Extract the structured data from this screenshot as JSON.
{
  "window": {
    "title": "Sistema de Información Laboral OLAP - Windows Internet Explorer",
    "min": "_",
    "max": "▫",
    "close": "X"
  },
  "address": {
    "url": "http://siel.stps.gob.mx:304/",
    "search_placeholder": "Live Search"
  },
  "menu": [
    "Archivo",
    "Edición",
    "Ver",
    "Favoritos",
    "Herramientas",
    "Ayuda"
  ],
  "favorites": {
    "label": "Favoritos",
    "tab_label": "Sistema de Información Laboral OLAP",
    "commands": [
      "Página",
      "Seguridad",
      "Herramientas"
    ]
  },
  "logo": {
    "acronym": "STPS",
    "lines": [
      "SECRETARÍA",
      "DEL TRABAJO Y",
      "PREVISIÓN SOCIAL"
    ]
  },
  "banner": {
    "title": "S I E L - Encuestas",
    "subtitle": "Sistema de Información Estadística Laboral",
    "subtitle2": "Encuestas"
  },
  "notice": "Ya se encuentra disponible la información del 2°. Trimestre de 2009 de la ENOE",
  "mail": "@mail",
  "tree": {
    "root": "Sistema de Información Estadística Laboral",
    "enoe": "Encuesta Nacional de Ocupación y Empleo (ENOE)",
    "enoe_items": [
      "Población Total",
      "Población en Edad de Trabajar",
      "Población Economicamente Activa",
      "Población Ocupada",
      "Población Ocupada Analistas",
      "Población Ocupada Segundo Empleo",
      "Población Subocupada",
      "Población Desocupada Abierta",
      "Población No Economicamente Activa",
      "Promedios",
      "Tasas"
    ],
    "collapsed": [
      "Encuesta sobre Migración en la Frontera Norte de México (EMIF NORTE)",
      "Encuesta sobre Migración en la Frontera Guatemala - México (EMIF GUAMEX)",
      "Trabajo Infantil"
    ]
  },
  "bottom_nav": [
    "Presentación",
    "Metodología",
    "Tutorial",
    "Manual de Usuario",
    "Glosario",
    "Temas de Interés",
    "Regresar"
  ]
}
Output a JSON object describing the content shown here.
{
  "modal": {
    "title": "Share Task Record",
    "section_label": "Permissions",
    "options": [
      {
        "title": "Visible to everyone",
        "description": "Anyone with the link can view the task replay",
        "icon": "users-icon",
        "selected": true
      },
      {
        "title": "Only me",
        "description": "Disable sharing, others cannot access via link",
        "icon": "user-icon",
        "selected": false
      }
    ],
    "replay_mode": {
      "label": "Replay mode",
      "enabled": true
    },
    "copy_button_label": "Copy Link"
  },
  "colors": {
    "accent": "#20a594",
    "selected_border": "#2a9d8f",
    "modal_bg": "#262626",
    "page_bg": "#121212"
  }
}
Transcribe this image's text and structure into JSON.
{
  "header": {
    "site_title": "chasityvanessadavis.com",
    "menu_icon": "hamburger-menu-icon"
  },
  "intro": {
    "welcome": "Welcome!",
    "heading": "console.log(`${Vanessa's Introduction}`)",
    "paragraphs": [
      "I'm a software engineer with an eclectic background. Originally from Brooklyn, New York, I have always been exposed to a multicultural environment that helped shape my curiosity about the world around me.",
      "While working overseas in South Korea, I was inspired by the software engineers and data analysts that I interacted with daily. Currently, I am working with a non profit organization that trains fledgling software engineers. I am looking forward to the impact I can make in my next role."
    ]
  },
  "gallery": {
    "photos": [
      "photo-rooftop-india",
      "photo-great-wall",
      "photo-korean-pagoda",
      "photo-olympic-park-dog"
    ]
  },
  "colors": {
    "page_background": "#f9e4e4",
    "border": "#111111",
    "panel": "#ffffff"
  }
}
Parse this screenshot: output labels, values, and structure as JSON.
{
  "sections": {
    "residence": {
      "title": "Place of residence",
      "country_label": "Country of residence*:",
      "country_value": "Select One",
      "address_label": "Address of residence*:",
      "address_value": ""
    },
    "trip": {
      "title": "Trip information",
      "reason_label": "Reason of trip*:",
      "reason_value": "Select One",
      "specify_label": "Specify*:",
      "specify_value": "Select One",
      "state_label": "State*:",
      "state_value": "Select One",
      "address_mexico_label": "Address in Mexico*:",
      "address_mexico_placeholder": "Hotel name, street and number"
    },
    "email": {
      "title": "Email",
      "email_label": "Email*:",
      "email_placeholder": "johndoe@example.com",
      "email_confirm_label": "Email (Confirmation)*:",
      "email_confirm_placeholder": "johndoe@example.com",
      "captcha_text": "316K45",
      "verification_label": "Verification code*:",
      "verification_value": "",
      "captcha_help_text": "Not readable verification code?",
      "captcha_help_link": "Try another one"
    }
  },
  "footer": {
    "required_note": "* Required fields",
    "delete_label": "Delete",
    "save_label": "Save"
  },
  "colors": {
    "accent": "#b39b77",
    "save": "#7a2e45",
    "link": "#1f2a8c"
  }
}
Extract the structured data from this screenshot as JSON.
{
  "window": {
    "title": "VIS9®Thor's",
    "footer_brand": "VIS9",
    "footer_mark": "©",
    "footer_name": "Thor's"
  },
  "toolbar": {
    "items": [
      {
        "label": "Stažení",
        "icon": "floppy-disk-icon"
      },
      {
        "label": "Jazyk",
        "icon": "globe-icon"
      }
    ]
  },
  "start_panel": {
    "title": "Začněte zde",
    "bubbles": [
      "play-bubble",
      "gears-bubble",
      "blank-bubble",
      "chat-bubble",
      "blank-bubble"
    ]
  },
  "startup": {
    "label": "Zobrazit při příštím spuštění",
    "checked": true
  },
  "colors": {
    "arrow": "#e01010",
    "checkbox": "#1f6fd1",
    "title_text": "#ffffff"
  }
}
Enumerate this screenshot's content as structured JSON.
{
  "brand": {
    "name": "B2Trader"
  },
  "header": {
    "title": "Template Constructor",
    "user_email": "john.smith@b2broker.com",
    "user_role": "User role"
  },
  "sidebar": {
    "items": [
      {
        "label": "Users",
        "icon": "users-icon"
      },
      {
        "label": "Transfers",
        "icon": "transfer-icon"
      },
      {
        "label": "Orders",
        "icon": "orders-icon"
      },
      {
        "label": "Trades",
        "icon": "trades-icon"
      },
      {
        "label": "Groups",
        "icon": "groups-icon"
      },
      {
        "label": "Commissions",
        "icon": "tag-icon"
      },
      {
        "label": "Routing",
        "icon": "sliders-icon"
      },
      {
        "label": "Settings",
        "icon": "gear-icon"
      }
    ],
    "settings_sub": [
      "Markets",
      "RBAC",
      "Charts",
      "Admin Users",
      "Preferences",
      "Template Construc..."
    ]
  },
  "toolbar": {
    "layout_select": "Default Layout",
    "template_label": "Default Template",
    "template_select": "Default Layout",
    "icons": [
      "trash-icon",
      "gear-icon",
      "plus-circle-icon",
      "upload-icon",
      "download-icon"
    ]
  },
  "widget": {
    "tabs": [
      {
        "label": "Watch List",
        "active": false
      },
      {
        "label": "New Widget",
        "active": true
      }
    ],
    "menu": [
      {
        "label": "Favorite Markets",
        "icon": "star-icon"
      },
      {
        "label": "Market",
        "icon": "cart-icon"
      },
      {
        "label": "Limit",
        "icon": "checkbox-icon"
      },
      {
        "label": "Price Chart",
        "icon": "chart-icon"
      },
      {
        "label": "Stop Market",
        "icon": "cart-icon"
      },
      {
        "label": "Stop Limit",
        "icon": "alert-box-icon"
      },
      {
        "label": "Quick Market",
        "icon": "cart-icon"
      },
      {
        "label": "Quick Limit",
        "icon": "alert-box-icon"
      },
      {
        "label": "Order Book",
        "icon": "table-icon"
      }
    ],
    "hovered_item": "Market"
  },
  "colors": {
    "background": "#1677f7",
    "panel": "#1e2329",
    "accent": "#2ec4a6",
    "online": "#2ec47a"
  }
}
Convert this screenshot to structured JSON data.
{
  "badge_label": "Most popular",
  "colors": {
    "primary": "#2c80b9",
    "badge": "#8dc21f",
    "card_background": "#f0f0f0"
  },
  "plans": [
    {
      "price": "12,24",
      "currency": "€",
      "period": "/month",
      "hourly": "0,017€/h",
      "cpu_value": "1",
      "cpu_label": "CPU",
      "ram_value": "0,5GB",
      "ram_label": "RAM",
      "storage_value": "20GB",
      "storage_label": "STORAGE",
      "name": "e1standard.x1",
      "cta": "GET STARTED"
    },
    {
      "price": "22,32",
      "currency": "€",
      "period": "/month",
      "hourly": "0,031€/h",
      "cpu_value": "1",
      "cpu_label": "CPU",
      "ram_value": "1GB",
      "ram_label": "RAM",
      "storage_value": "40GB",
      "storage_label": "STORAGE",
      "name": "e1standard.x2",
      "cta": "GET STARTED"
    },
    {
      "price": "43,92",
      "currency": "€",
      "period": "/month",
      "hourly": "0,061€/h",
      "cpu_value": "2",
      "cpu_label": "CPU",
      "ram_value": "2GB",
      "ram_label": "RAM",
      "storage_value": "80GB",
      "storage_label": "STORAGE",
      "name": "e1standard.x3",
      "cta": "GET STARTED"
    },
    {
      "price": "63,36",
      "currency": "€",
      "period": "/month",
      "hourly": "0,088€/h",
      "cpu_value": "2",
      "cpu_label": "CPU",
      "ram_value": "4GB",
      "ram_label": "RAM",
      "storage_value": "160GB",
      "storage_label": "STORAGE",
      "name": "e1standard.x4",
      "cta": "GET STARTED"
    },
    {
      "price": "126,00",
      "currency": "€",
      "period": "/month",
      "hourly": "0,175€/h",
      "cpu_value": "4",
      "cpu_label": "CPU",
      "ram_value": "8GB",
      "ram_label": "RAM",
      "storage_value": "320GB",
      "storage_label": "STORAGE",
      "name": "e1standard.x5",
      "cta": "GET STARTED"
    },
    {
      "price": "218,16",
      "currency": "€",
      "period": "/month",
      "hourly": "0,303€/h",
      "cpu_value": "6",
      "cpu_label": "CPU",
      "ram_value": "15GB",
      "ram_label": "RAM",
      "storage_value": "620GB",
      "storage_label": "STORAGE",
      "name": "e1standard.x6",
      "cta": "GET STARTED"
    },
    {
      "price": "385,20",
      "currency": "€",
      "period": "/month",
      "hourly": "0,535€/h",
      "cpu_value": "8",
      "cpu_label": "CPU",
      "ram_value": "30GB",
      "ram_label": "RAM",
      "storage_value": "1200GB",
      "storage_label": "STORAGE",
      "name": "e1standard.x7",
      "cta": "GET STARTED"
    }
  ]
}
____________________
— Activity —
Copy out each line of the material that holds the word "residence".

— Solution —
    "residence": {
      "title": "Place of residence",
      "country_label": "Country of residence*:",
      "address_label": "Address of residence*:",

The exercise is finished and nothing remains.